Renzi was assigned by the group leaders to spend the night with the Dutchman Jan. However, after eating dinner she went quickly to sleep. “Next day, I appeared for the group punctually,” she wrote.

I said a friendly “good morning,” and icy silence answered me. I sat down. The leader asked what had happened in the previous 24 hours. Then Jan sprang up, pulled me up, and began uninhibitedly beating me. “You whore,” he shouted, “you have humiliated me, you cursed woman, I’ll kill you.” I was horrified. My nose began to bleed. I shouted: “This is your problem, if your masculine pride is hurt.” He beat me further. He tore my blouse and threw me on the floor. Like someone possessed he sat on me, beat me with his fists on my head, choked my neck, and shouted: “Say the truth, you piece of filth.”

“What truth? Are you out of your mind, are you hypnotized?” I shouted. Suddenly he left me ... . I got up trembling, trying to stop my bleeding nose. “Is this a center for developing a crazy masculinity?” I asked. I thought the craziness had passed, and would go. Then first of all a man dived on me. “Exactly that,” he said. “What did you think we’re doing here?” Then two women grabbed me, and then the whole group.

“What happened next was like an evil dream,” Renzi continues. “‘Fight with us, you coward. Will you play holy in here, you whore?’ someone said. I fled from one corner to another. They punched, scratched, and kicked me, and pulled my hair. They tore my blouse and pants off my body. I was stark naked, and they were so surrendered to their madness, that I was filled with death-anxiety. My one thought: to stay conscious. I screamed: ‘Let me go. I want to get out of here.’ At a signal from the leader they let me go.”

Renzi concluded her account for the German public of her experience of Rajneesh group therapy techniques by saying: “This craziness garnished with sadism, this fanaticism with world-beating claims, had I not already heard it somewhere before?”

Edited 1 time(s). Last edit at 03/28/2018 09:35AM by corboy.

This is Gottlieb's guru - Rajneesh/Osho
Posted by: corboy ()
Date: April 15, 2018 11:38PM

The Dialogue: What Readers Had to Say About Our Archive Coverage of Oregon’s Rajneesh Cult

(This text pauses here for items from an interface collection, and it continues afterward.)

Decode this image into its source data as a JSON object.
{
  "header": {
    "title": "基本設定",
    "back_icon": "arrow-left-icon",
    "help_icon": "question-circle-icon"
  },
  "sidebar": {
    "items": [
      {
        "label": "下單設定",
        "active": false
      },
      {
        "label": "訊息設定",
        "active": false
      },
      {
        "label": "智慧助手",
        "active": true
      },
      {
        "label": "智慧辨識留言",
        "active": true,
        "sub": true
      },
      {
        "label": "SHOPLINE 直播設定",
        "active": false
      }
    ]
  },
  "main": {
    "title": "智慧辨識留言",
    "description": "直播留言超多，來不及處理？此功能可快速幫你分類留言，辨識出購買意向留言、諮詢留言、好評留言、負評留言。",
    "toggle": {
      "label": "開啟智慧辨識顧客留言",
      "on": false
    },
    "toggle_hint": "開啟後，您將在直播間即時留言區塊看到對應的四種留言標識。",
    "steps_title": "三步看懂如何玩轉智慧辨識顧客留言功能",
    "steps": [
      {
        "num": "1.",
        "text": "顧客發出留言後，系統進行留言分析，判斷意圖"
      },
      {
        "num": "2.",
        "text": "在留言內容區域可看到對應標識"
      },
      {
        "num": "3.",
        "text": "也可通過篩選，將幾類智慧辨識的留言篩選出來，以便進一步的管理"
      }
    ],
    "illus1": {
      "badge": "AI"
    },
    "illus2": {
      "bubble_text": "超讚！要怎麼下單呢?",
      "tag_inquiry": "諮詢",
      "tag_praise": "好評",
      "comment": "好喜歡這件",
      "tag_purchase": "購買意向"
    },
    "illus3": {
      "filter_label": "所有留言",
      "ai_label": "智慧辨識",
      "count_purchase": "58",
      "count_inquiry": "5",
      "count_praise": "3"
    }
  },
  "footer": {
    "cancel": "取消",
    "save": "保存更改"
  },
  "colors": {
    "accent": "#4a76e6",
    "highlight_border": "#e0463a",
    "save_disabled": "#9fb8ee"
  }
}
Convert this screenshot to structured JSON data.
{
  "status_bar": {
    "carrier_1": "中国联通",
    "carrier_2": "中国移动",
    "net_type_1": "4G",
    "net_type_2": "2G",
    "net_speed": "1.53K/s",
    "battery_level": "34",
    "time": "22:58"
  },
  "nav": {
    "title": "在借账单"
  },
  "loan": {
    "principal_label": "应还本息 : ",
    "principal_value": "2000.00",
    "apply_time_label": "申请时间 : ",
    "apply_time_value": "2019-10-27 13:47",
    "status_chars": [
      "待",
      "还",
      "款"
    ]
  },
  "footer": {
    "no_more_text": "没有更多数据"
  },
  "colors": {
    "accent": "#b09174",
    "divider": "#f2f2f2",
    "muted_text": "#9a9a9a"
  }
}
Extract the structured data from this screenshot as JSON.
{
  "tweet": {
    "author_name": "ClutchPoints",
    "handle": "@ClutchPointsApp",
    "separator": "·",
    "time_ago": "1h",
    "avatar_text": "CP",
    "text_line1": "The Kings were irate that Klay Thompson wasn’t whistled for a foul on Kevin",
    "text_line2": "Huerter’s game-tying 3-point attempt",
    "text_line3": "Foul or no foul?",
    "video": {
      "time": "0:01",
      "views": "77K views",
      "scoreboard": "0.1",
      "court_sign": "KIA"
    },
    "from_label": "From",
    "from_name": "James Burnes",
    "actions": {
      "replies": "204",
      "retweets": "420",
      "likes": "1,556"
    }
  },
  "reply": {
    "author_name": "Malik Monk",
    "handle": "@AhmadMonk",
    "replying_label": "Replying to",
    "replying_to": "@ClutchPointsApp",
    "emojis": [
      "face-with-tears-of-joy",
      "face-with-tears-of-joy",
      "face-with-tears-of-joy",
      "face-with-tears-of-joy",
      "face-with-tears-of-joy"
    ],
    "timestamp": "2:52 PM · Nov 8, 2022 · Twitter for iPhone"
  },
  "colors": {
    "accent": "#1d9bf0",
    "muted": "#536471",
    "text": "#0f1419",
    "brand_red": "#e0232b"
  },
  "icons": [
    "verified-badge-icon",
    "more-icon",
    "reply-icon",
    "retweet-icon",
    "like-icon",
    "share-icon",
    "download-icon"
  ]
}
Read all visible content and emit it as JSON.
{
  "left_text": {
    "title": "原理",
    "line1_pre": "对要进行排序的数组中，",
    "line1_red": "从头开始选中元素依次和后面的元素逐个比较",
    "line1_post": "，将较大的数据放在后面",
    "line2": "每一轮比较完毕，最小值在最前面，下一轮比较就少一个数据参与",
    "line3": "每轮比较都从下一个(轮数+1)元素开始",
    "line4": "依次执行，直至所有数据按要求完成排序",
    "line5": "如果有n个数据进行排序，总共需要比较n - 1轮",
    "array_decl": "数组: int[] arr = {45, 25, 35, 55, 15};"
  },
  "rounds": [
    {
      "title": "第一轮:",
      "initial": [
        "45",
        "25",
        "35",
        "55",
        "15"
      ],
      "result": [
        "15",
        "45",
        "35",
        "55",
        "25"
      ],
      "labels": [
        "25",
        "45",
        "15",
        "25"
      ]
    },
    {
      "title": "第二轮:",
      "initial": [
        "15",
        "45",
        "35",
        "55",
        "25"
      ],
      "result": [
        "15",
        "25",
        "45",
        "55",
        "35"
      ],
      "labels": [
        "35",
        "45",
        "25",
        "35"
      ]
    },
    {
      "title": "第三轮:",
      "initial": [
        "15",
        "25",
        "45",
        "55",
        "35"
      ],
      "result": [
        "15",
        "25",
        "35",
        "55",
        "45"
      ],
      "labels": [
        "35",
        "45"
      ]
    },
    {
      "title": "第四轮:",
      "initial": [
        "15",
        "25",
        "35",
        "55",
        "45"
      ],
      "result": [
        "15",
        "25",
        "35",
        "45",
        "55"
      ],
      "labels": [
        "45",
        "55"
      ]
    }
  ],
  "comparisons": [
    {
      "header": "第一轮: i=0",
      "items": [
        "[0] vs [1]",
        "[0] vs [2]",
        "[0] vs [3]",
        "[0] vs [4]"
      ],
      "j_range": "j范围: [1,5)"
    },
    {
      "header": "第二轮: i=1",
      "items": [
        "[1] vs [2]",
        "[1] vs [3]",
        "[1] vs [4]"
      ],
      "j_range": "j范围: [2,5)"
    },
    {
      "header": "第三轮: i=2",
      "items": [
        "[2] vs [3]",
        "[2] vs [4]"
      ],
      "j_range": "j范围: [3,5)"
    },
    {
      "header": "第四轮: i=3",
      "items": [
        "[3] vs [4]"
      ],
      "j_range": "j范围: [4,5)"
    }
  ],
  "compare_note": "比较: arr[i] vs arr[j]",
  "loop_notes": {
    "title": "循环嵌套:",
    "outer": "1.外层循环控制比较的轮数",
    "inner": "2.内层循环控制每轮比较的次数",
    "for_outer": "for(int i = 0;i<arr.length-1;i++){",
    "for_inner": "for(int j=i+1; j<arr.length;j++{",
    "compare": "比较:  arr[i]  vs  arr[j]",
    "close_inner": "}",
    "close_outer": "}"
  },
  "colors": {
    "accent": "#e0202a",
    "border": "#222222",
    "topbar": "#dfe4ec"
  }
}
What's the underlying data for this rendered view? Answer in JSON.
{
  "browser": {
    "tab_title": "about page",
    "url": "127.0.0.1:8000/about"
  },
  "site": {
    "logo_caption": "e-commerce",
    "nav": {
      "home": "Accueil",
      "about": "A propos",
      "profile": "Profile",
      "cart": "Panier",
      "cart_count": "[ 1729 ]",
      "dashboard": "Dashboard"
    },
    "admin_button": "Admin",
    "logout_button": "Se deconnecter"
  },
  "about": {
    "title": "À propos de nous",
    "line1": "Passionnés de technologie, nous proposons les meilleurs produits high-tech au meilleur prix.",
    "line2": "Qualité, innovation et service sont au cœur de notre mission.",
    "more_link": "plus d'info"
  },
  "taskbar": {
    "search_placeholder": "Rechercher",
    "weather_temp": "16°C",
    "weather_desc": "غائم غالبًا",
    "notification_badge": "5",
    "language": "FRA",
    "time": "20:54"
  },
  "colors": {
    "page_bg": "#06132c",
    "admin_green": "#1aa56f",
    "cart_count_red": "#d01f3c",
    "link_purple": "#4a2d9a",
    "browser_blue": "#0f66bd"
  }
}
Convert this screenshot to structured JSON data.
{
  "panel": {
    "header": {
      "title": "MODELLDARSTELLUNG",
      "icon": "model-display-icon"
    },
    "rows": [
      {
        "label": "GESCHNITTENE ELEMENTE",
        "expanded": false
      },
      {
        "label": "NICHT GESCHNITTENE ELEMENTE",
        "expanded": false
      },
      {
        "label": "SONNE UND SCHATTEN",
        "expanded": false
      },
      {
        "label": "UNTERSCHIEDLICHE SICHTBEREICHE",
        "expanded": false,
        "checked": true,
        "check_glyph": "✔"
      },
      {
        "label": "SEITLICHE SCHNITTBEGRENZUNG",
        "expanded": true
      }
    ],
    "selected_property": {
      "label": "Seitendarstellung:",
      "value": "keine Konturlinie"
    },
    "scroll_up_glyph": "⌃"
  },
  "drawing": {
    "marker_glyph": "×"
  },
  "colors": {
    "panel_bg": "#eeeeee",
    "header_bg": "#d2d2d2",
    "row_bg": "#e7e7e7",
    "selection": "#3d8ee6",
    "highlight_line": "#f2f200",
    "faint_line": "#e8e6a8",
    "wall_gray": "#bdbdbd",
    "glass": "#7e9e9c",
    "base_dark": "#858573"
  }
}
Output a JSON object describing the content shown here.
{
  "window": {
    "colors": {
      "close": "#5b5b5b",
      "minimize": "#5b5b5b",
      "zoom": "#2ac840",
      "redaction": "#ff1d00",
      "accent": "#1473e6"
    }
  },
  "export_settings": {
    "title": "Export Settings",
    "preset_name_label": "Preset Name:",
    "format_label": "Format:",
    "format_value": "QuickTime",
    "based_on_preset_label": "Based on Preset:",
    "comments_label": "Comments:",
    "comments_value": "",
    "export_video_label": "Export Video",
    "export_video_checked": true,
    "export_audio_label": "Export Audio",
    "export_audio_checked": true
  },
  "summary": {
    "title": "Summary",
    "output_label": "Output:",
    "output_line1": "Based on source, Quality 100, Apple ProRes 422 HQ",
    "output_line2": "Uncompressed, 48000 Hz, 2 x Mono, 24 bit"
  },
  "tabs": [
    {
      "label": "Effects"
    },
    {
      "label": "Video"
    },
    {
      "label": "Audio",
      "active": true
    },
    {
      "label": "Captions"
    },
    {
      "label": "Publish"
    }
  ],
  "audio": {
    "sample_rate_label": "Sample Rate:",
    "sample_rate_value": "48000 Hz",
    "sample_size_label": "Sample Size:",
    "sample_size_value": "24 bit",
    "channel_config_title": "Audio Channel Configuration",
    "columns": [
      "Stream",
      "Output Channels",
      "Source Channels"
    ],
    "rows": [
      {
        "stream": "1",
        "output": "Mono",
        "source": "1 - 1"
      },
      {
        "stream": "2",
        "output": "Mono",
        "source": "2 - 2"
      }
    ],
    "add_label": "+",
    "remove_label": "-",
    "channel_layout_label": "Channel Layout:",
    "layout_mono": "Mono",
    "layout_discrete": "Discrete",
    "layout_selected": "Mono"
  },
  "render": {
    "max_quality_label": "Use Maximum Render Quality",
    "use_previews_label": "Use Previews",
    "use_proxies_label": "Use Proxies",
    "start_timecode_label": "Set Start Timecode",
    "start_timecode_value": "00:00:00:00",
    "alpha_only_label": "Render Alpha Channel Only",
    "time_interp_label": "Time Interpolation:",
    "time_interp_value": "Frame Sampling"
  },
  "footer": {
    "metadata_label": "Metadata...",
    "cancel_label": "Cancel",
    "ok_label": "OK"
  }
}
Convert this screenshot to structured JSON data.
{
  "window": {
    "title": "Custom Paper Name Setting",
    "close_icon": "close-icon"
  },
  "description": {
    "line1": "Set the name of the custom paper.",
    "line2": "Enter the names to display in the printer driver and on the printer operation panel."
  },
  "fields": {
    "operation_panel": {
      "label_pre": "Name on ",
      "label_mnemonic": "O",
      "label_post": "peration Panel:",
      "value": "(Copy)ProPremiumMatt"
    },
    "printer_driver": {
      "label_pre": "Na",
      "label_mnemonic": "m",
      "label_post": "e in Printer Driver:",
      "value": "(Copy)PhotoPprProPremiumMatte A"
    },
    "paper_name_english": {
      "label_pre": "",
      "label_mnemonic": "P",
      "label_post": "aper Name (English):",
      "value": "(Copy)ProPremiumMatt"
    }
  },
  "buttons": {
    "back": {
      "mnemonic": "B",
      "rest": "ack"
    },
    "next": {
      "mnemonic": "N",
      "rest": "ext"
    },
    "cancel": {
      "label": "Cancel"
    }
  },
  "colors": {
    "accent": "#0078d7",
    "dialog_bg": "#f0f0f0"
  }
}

In 1984, the Rajneeshees Bused 3,000 Homeless People to Live in Their Oregon Compound. Our Reporter Was One of Them.
The story showed readers what was going on inside the compound: Zealots who couldn’t explain what they believed met desperate men who brought their demons to the desert.

(Corboy: take a close look at the picture. There are security guards. Take a closer look at them. A retired military man told me that a police officer friend of his acquired a uniform patch custom made for the Rajneeshpuram security force - aka those security guards in the photo. Look very closely. Those guys are armed. This is the thing to remember about Rajneesh - not his giggles, not his fleet of Rolls Royces. He was into power - and lethal force.)


Thirty Years Ago, “Geek Love” Author Katherine Dunn Scored a Jailhouse Interview With Rajneeshee Mastermind Ma Anand Sheela. Fireworks Ensued.
"If you’re so smart, why are you in jail?"


Edited 1 time(s). Last edit at 04/15/2018 11:38PM by corboy.

This was where Michael Gottlieb went for wisdom
Posted by: corboy ()
Date: April 30, 2018 06:00AM

This article gives the URL to footage of activities at Rajneesh/Osho's ashram in Pune, India.

Every Big Question That Wild Wild Country Didn’t Answer
Kenny Herzog




Sannyasin sympathizer Wolfgang Dobrowolny’s fly-on-wall documentary

[www.imdb.com] about Bhagwan’s 1970s Indian ashram


which left the townspeople of Antelope in shock and awe, is even crazier than Wild Wild Country’s compiled clips connote.

The documentary’s scenes of graphic sexual sordidness and paganlike ritual would be difficult for even the average modern hedonist to sit through. (This footage is neither safe for work nor recommended for sensitive viewers.)


Bhagwan probably relished the prospect of his Oregonian adversaries going pale bearing witness to his flock’s behavior. But objectively, anyone not under his sway would be by turns skeptical and appalled

Sorry, only registered users may post in this forum.
This forum powered by Phorum.